*TASK DESCRIPTION*: Scan the data below for lines holding the word "JSON", and copy each line found.

*GIVEN DATA*:
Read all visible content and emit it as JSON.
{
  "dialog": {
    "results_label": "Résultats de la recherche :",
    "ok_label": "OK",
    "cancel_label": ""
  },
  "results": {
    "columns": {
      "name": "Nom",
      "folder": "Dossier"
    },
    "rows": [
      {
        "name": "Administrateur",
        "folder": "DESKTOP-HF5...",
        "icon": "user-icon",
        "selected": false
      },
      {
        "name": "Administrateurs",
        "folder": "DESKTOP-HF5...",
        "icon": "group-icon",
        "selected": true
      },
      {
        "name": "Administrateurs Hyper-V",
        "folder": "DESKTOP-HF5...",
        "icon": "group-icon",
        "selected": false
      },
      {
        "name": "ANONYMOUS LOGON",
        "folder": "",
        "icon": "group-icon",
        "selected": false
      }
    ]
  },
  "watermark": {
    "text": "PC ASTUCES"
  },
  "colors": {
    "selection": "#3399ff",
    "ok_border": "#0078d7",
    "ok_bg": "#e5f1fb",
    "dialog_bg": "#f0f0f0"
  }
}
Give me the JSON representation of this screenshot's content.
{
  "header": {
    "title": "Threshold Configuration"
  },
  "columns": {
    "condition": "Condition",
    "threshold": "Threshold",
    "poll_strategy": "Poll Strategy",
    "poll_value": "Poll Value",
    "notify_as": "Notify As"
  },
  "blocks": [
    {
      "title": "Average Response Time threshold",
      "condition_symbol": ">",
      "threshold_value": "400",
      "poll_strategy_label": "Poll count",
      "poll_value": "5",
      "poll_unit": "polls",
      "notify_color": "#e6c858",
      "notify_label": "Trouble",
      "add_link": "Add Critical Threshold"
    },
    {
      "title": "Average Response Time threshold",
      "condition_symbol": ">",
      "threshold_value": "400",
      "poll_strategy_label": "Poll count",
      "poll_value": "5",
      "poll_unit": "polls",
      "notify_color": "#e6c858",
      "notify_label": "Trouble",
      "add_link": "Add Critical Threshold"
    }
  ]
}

*YOUR SOLUTION*:
Read all visible content and emit it as JSON.
Give me the JSON representation of this screenshot's content.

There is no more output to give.